Today marks the conclusion of the first G20 Finance Ministers and Central Bank Governors Meeting in Sydney, which is the first on Australia’s soil as part of our host year.
In an unprecedented statement, the G20 Finance Ministers and Central Bank Governors committed to implement policies to grow our collective GDP by more than 2 per cent above the current trajectory over the next five years.
Realistically, these policies could mean an extra US$2 trillion in global economic activity and tens of millions of additional jobs.
As the first step to achieving this target, each country will deliver a comprehensive growth strategy as part of the Brisbane Leaders Summit in November.
There is no room for complacency. Each country will play a significant part in achieving our common target.
We know reform is hard.

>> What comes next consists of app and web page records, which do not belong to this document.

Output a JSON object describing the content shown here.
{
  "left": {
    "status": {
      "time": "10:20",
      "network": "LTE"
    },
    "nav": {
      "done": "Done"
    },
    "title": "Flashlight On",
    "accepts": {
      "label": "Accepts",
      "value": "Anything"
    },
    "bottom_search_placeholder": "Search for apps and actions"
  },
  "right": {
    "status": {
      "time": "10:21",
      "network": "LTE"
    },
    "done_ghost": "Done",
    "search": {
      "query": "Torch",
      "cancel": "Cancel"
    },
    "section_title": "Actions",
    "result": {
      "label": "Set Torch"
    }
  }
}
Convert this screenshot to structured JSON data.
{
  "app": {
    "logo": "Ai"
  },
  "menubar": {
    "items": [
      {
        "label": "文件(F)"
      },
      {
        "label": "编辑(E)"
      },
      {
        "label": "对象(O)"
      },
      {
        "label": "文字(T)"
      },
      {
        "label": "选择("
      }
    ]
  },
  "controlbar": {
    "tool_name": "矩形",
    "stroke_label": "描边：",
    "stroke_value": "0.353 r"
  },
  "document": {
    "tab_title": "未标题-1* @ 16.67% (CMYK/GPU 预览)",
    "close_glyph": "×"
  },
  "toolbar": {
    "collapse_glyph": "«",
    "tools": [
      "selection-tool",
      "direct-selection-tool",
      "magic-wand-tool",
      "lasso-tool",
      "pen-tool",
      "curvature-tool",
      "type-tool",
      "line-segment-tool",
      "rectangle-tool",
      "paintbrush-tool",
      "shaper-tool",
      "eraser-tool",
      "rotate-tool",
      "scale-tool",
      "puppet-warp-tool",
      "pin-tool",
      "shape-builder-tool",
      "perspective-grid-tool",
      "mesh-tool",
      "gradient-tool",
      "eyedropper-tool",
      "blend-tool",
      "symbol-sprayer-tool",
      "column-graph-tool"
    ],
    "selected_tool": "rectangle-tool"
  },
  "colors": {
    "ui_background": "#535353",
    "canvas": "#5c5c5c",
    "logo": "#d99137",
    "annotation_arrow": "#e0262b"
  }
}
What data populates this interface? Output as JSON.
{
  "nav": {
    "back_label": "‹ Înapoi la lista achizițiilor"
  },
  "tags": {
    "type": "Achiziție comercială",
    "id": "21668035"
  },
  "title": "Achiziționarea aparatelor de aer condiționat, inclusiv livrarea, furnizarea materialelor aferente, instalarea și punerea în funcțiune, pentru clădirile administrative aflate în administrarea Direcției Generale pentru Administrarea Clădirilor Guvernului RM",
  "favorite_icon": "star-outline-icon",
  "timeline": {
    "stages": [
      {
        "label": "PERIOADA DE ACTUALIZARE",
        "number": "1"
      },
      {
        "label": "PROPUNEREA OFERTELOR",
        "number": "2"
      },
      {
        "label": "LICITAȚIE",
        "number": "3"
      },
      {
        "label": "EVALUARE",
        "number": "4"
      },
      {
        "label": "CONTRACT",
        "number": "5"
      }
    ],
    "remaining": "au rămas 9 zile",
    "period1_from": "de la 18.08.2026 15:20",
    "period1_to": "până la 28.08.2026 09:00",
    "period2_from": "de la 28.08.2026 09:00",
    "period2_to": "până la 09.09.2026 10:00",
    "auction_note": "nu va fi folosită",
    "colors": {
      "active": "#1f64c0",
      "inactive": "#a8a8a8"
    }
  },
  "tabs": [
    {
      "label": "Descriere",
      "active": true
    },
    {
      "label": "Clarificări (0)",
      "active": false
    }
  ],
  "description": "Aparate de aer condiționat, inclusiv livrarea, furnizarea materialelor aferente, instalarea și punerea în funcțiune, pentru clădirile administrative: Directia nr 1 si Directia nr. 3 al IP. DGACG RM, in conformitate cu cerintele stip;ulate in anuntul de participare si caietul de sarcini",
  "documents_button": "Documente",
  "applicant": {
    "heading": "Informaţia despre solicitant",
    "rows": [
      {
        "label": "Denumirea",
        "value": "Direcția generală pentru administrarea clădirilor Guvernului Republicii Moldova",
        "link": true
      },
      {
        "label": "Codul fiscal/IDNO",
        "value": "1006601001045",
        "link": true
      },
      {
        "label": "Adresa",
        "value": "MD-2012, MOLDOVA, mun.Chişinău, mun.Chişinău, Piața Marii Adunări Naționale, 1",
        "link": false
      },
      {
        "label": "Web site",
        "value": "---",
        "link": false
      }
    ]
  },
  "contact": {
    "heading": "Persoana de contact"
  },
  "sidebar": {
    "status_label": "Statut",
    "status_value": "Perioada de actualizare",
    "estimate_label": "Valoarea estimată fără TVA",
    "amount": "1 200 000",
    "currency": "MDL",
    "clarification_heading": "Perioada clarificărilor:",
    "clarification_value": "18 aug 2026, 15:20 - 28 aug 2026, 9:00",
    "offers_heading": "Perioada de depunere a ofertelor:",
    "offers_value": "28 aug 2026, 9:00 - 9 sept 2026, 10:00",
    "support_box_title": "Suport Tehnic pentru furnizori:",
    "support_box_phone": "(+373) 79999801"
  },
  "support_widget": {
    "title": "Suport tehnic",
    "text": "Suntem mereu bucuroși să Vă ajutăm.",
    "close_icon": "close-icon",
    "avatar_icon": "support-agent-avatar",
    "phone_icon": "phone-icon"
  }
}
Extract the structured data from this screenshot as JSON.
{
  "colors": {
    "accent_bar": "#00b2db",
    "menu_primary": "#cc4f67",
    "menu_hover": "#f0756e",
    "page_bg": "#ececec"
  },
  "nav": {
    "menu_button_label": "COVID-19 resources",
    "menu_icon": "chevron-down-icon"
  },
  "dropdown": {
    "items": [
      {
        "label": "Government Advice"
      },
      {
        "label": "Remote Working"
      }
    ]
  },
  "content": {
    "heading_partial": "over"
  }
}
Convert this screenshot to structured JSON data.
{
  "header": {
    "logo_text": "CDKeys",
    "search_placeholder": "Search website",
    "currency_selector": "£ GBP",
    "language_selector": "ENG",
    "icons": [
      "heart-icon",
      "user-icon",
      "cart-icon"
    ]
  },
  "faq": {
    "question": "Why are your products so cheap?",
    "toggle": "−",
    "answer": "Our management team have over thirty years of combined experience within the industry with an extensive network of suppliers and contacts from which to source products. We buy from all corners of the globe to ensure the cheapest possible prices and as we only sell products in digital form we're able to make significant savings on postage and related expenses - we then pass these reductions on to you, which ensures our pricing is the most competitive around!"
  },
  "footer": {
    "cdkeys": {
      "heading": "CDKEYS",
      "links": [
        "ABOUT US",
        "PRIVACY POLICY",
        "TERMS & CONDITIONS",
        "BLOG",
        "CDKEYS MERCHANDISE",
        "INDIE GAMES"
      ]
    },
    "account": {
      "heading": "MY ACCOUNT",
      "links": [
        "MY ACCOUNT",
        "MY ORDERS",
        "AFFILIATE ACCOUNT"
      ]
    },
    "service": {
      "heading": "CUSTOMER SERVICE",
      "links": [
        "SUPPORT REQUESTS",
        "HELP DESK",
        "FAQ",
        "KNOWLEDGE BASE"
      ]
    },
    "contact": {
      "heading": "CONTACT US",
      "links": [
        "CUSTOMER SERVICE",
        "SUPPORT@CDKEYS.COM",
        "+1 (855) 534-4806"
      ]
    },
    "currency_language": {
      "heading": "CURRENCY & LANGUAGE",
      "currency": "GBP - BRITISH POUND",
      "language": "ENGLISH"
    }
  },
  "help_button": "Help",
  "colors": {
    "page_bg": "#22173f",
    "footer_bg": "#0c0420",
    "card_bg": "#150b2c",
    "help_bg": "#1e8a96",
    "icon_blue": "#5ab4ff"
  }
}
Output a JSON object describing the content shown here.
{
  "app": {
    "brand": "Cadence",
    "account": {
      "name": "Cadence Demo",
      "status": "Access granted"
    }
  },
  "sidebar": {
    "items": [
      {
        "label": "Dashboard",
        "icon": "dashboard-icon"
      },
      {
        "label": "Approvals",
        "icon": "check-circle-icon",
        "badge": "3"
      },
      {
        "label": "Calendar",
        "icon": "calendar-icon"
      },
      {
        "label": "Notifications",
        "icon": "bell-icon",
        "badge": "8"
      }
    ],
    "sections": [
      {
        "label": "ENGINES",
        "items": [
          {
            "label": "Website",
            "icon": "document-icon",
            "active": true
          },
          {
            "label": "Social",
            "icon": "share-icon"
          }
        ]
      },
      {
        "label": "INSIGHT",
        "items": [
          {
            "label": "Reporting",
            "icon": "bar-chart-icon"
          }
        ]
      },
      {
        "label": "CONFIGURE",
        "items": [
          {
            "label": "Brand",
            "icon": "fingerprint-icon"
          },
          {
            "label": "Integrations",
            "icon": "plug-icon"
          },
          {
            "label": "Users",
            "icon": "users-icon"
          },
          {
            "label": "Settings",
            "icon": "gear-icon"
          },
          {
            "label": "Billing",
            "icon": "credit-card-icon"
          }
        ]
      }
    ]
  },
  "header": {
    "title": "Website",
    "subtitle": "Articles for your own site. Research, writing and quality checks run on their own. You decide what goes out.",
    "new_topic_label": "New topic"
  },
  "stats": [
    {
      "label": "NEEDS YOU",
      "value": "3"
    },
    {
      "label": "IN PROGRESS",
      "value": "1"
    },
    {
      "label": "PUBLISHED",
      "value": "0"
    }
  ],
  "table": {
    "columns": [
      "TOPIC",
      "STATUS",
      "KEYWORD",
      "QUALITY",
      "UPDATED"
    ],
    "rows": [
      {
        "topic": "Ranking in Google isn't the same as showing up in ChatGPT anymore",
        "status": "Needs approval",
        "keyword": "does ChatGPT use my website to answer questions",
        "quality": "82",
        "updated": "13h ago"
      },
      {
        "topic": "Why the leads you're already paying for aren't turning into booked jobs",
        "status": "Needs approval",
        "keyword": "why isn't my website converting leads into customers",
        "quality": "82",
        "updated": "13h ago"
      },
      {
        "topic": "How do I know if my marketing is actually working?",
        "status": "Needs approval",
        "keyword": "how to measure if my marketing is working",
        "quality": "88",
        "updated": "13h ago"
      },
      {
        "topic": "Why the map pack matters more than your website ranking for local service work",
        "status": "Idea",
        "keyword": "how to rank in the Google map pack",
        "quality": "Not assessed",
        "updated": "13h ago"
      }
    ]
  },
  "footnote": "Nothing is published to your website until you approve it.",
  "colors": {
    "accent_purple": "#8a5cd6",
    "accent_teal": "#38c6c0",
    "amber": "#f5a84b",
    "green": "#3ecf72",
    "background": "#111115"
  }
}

We have to earn economic growth and new jobs.
It will take concrete actions across the G20 to boost investment, trade, competition and employment opportunities, as well as getting our macroeconomic fundamentals right.
Specifically on boosting investment, particularly in infrastructure, the G20 had an extensive discussion about the common challenges we face. There is much we can do to remove constraints to private sector investment by establishing sound and predictable policy and regulatory frameworks.
The G20 also had a discussion on the global economy, particularly with regard to monetary policy. We have committed to enhancing cooperation, increasing communication and building resilience in our financial markets and our economies.
In particular, it’s about enhancing cooperation and communication between countries as well as building resilience in our economies and financial markets.
In regard to the International Monetary Fund (IMF), we must ratify the 2010 reforms, and we encourage the United States to do so before our next meeting.
The situation in Ukraine has been unfolding over the weekend. Individual Finance Ministers have been monitoring developments, though it is chiefly a matter for our Leaders and Foreign Ministers, especially given the fluidity of the situation. It is clear, however, there will be economic consequences of these developments and, in particular, the IMF remains the institution best prepared to help countries in transition.
We also made solid progress in ensuring companies pay their fair share of tax. A Common Reporting Standard was endorsed by the G20, allowing for the automatic exchange of tax information between jurisdictions. This standard will enhance transparency and reduce opportunities for tax evasion and avoidance.
Further, we are on track for a comprehensive global taxation plan on Base Erosion and Profit Shifting.
The communique reflects the shared goals of the Finance Ministers and Central Bank Governors that represent 75 per cent of global trade and 85 per cent of the world economy.
It has set forth a comprehensive agenda for driving a return to strong, sustainable and balanced growth in the global economy.